Almost all the protesting nurses, doctors and other public hospital staff marched in Paris on Thursday to demand more investment, staff and higher salaries after a yearly reduction in costs.
“We’re tired!” read many banners.
The findings will “increase people’s distrust,” Drs. Ludovic Toro, among doctors, COVID-19 patients, prison personnel, police officers and others filed more than 90 legal complaints in the spring of the government’s management of the pandemic.
A French special court for prosecuting government ministers has ordered an investigation as a result of their complaints.
Among those searched at home were Thursday with Health Minister Olivier Veran, his successor Agnes Buzyn, former Prime Minister Edouard Philippe, the current head of the national health service Jerome Salomon, and Sibeth Ndiaye. , a former government spokesman. Veran’s office was also searched.
Dr. Bull still does not have high-protection masks for his training, nine months after the first case of the virus was confirmed in France. And he said he sees more patients with COVID-19 symptoms now than he did in the spring.
He and other doctors accused the government of lying to the public earlier in the year, when top officials said public masks were unnecessary even as they struggled to ensure adequate supplies for hospitals. in France amid growing global demand..
“They should have said that there was no mask. That is the real problem,” he said. “They refused to tell the truth.”
The government said its early guidance on not wearing a mask was based on a limited understanding of the new coronavirus at the time.
Asked about the findings on Thursday, current Prime Minister Jean Castex would not comment on the investigation but said he had “total” confidence in the health minister to do his job.
The government continues to send mixed messages about the virus. In addition to the curfew in many cities, the prime minister announced a nationwide ban on public weddings on Thursday, though the president urged French citizens to travel as usual for the upcoming autumn school holidays.
The government has announced it will deploy 12,000 police officers to implement the new curfew, and will spend another 1 billion euros to help businesses most vulnerable to the latest virus restrictions.
“Our countrymen thought that this health crisis was behind us,” Castex said. “But we can’t live normally as long as the virus is here.”

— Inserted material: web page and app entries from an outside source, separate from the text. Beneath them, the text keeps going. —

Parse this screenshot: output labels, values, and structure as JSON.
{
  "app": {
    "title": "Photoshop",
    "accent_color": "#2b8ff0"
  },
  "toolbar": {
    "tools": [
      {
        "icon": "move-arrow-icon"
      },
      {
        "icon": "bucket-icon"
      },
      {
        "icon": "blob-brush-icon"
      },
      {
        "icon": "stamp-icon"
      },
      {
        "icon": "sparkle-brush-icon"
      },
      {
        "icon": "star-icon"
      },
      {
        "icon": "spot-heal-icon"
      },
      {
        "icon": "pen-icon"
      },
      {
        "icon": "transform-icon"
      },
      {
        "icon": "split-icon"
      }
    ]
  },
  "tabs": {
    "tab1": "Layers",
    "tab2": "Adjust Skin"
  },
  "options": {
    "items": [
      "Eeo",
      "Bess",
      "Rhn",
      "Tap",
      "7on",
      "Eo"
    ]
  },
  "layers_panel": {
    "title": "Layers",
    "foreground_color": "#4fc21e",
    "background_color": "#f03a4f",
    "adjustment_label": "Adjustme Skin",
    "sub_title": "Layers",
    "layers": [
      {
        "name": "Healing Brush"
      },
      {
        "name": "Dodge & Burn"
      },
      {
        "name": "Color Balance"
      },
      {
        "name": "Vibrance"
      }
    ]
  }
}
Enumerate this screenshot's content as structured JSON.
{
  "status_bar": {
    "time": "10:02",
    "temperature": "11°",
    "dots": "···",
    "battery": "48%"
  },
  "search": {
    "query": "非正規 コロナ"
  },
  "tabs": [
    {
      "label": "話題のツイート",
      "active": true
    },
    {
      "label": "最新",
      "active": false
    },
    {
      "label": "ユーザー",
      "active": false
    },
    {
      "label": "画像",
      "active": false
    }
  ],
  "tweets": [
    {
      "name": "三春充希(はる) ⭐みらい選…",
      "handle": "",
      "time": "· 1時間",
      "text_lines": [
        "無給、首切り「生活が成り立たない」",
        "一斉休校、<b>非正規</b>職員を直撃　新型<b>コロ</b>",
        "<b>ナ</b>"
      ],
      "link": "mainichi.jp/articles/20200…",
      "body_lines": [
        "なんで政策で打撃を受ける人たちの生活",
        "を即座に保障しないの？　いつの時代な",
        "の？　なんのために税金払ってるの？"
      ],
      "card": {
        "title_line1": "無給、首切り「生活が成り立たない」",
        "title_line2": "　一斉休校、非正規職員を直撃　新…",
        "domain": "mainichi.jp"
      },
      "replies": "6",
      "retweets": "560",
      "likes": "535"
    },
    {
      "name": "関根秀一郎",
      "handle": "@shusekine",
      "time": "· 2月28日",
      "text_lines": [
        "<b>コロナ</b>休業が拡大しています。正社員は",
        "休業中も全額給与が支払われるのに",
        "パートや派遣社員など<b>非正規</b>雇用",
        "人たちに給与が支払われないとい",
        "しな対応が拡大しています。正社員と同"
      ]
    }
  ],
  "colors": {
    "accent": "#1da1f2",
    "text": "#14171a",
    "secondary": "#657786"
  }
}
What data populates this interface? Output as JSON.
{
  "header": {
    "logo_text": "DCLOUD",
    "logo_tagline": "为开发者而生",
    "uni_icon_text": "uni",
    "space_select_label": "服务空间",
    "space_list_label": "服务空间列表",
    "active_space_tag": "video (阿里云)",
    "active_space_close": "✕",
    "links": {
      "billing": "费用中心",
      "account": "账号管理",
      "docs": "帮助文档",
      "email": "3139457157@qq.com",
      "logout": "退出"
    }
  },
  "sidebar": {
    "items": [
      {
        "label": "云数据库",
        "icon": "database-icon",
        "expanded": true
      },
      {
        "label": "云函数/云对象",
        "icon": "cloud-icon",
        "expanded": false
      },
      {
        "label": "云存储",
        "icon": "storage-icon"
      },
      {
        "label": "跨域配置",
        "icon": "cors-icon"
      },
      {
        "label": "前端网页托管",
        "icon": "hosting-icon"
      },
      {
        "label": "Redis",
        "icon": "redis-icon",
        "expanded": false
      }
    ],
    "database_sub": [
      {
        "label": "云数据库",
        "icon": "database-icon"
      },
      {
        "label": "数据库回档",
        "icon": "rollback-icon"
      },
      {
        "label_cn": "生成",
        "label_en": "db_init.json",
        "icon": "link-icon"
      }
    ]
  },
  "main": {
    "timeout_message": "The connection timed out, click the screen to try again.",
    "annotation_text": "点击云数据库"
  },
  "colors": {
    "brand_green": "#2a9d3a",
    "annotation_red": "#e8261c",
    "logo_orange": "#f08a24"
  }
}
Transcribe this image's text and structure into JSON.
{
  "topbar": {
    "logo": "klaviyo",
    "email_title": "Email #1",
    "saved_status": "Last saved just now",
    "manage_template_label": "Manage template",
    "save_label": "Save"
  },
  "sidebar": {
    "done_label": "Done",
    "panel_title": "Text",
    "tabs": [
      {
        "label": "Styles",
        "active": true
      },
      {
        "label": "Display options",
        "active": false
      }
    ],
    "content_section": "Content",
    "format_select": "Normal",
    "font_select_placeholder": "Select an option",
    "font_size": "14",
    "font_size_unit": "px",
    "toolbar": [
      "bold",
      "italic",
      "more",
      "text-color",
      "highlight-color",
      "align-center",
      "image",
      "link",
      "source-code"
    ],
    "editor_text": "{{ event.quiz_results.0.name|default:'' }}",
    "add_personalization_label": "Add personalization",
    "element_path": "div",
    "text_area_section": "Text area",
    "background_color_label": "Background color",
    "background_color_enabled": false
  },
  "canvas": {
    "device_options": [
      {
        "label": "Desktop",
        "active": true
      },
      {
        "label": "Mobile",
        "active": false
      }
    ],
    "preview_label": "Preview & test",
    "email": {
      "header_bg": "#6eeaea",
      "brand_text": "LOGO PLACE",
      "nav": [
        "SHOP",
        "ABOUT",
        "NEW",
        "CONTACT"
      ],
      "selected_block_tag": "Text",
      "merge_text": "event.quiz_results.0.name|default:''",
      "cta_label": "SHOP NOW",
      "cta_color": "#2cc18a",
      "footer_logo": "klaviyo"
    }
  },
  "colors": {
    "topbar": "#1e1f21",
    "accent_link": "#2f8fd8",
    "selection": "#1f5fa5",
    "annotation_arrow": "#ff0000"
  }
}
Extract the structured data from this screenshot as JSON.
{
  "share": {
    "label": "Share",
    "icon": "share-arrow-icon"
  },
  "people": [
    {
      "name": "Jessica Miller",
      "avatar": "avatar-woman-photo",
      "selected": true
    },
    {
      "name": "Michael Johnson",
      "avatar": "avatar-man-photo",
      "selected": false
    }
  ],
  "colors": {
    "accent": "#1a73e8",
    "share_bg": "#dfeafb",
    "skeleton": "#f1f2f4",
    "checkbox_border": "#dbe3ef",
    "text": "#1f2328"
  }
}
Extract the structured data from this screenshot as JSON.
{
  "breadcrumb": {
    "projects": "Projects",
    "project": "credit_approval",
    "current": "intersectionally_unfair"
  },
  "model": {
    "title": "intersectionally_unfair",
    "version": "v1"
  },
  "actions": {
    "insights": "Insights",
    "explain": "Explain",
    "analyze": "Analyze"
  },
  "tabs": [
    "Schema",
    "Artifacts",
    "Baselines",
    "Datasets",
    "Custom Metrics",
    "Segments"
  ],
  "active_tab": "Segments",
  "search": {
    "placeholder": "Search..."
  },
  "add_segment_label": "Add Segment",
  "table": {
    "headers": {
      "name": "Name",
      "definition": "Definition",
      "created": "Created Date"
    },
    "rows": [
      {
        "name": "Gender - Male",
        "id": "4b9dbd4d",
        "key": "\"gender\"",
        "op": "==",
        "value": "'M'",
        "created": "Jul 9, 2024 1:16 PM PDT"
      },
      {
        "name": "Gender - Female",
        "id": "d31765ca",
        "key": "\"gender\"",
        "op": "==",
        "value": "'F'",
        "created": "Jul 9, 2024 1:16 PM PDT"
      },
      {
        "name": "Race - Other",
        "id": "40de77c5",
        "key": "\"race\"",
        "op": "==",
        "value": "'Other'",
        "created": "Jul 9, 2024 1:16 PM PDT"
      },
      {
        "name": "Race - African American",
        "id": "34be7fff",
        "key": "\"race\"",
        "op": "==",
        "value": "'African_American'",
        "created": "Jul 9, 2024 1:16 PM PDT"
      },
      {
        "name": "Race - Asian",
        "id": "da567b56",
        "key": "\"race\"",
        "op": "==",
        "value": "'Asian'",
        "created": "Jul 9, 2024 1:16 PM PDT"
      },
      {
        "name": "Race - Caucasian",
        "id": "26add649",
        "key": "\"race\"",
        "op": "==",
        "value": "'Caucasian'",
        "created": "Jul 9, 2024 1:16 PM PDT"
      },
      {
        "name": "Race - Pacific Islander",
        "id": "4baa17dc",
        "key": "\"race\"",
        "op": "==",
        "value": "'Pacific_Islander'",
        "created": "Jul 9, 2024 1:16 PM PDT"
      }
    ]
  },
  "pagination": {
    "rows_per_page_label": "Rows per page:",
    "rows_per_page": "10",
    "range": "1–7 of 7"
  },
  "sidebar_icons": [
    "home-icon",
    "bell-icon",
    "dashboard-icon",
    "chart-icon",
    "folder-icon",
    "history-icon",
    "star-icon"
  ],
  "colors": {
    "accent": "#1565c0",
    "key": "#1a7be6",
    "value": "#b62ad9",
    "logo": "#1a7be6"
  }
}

France registers nearly 180 virus cases per 100,000 people per week, with 22,591 total new cases on Wednesday. It reported one of the highest number of deaths in connection with the virus in the world, with more than 33,000 lives lost.
Michel Euler and Catherine Gaschka contributed to this report.